**WORK ITEM**
Please output the listing below character for character and omit the images.
*** Begin section ***
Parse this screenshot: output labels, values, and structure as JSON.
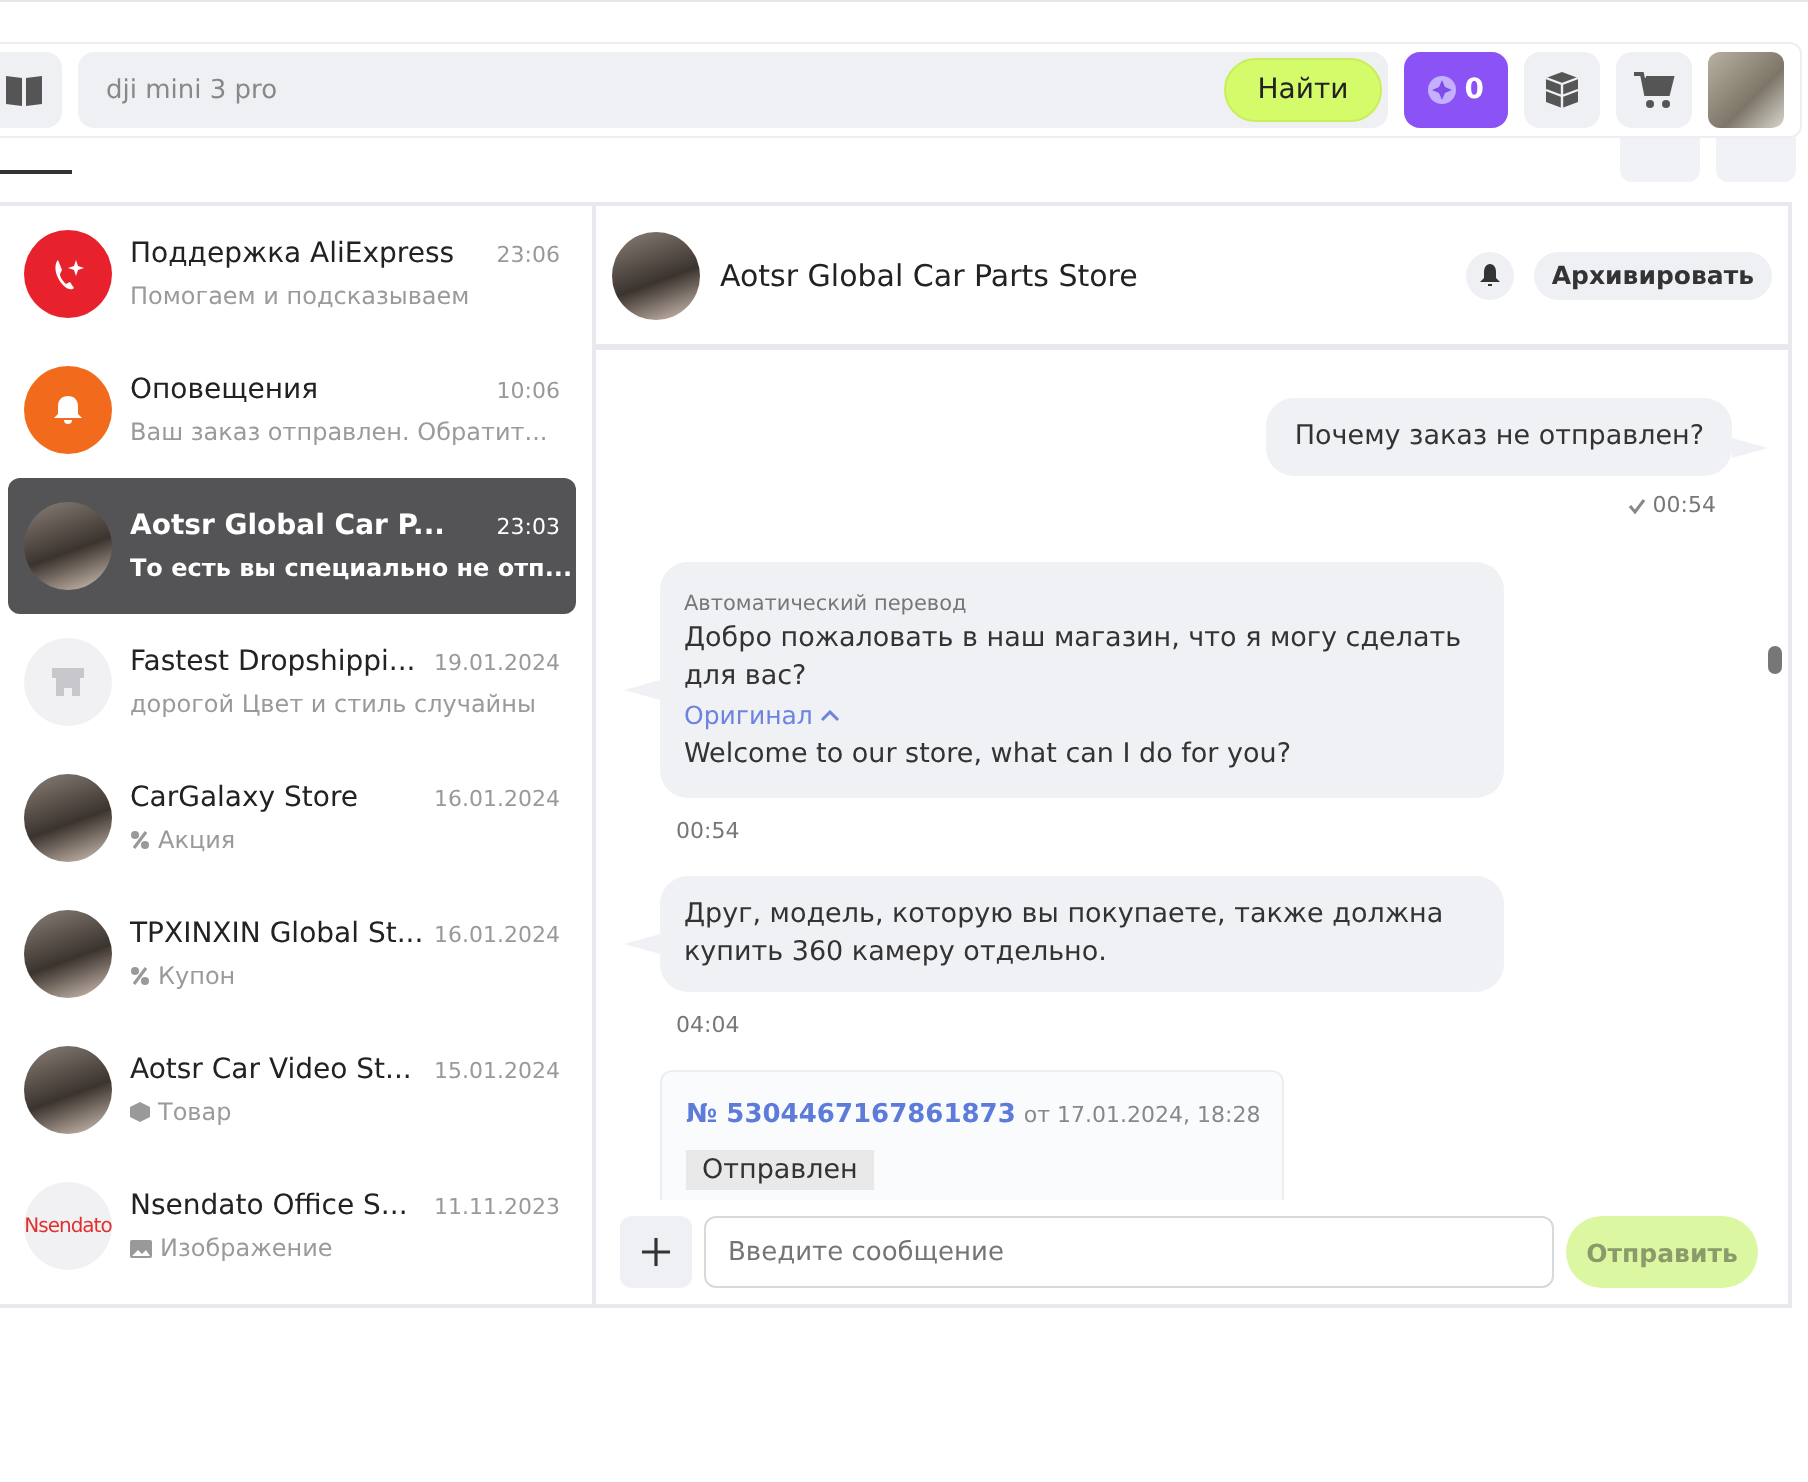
{
  "search": {
    "value": "dji mini 3 pro",
    "button": "Найти"
  },
  "coins": {
    "count": "0"
  },
  "chats": [
    {
      "name": "Поддержка AliExpress",
      "time": "23:06",
      "preview": "Помогаем и подсказываем",
      "avatar": {
        "kind": "support"
      },
      "selected": false
    },
    {
      "name": "Оповещения",
      "time": "10:06",
      "preview": "Ваш заказ отправлен. Обратит...",
      "avatar": {
        "kind": "bell"
      },
      "selected": false
    },
    {
      "name": "Aotsr Global Car P...",
      "time": "23:03",
      "preview": "То есть вы специально не отп...",
      "avatar": {
        "kind": "photo"
      },
      "selected": true
    },
    {
      "name": "Fastest Dropshippi...",
      "time": "19.01.2024",
      "preview": "дорогой Цвет и стиль случайны",
      "avatar": {
        "kind": "store"
      },
      "selected": false
    },
    {
      "name": "CarGalaxy Store",
      "time": "16.01.2024",
      "preview": "Акция",
      "avatar": {
        "kind": "photo"
      },
      "preview_icon": {
        "kind": "percent"
      },
      "selected": false
    },
    {
      "name": "TPXINXIN Global St...",
      "time": "16.01.2024",
      "preview": "Купон",
      "avatar": {
        "kind": "photo"
      },
      "preview_icon": {
        "kind": "percent"
      },
      "selected": false
    },
    {
      "name": "Aotsr Car Video St...",
      "time": "15.01.2024",
      "preview": "Товар",
      "avatar": {
        "kind": "photo"
      },
      "preview_icon": {
        "kind": "box"
      },
      "selected": false
    },
    {
      "name": "Nsendato Office S...",
      "time": "11.11.2023",
      "preview": "Изображение",
      "avatar": {
        "kind": "logo",
        "text": "Nsendato"
      },
      "preview_icon": {
        "kind": "image"
      },
      "selected": false
    }
  ],
  "chat_header": {
    "title": "Aotsr Global Car Parts Store",
    "archive": "Архивировать"
  },
  "messages": [
    {
      "kind": "outgoing",
      "text": "Почему заказ не отправлен?",
      "time": "00:54",
      "read": true
    },
    {
      "kind": "translated",
      "label": "Автоматический перевод",
      "text": "Добро пожаловать в наш магазин, что я могу сделать для вас?",
      "original_toggle": "Оригинал",
      "original_expanded": true,
      "original": "Welcome to our store, what can I do for you?",
      "time": "00:54"
    },
    {
      "kind": "incoming",
      "text": "Друг, модель, которую вы покупаете, также должна купить 360 камеру отдельно.",
      "time": "04:04"
    },
    {
      "kind": "order",
      "number": "№ 5304467167861873",
      "date": "от 17.01.2024, 18:28",
      "status": "Отправлен"
    }
  ],
  "composer": {
    "placeholder": "Введите сообщение",
    "send": "Отправить"
  }
}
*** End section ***
**ANSWER TO THIS PROBLEM**
Parse this screenshot: output labels, values, and structure as JSON.
{
  "search": {
    "value": "dji mini 3 pro",
    "button": "Найти"
  },
  "coins": {
    "count": "0"
  },
  "chats": [
    {
      "name": "Поддержка AliExpress",
      "time": "23:06",
      "preview": "Помогаем и подсказываем",
      "avatar": {
        "kind": "support"
      },
      "selected": false
    },
    {
      "name": "Оповещения",
      "time": "10:06",
      "preview": "Ваш заказ отправлен. Обратит...",
      "avatar": {
        "kind": "bell"
      },
      "selected": false
    },
    {
      "name": "Aotsr Global Car P...",
      "time": "23:03",
      "preview": "То есть вы специально не отп...",
      "avatar": {
        "kind": "photo"
      },
      "selected": true
    },
    {
      "name": "Fastest Dropshippi...",
      "time": "19.01.2024",
      "preview": "дорогой Цвет и стиль случайны",
      "avatar": {
        "kind": "store"
      },
      "selected": false
    },
    {
      "name": "CarGalaxy Store",
      "time": "16.01.2024",
      "preview": "Акция",
      "avatar": {
        "kind": "photo"
      },
      "preview_icon": {
        "kind": "percent"
      },
      "selected": false
    },
    {
      "name": "TPXINXIN Global St...",
      "time": "16.01.2024",
      "preview": "Купон",
      "avatar": {
        "kind": "photo"
      },
      "preview_icon": {
        "kind": "percent"
      },
      "selected": false
    },
    {
      "name": "Aotsr Car Video St...",
      "time": "15.01.2024",
      "preview": "Товар",
      "avatar": {
        "kind": "photo"
      },
      "preview_icon": {
        "kind": "box"
      },
      "selected": false
    },
    {
      "name": "Nsendato Office S...",
      "time": "11.11.2023",
      "preview": "Изображение",
      "avatar": {
        "kind": "logo",
        "text": "Nsendato"
      },
      "preview_icon": {
        "kind": "image"
      },
      "selected": false
    }
  ],
  "chat_header": {
    "title": "Aotsr Global Car Parts Store",
    "archive": "Архивировать"
  },
  "messages": [
    {
      "kind": "outgoing",
      "text": "Почему заказ не отправлен?",
      "time": "00:54",
      "read": true
    },
    {
      "kind": "translated",
      "label": "Автоматический перевод",
      "text": "Добро пожаловать в наш магазин, что я могу сделать для вас?",
      "original_toggle": "Оригинал",
      "original_expanded": true,
      "original": "Welcome to our store, what can I do for you?",
      "time": "00:54"
    },
    {
      "kind": "incoming",
      "text": "Друг, модель, которую вы покупаете, также должна купить 360 камеру отдельно.",
      "time": "04:04"
    },
    {
      "kind": "order",
      "number": "№ 5304467167861873",
      "date": "от 17.01.2024, 18:28",
      "status": "Отправлен"
    }
  ],
  "composer": {
    "placeholder": "Введите сообщение",
    "send": "Отправить"
  }
}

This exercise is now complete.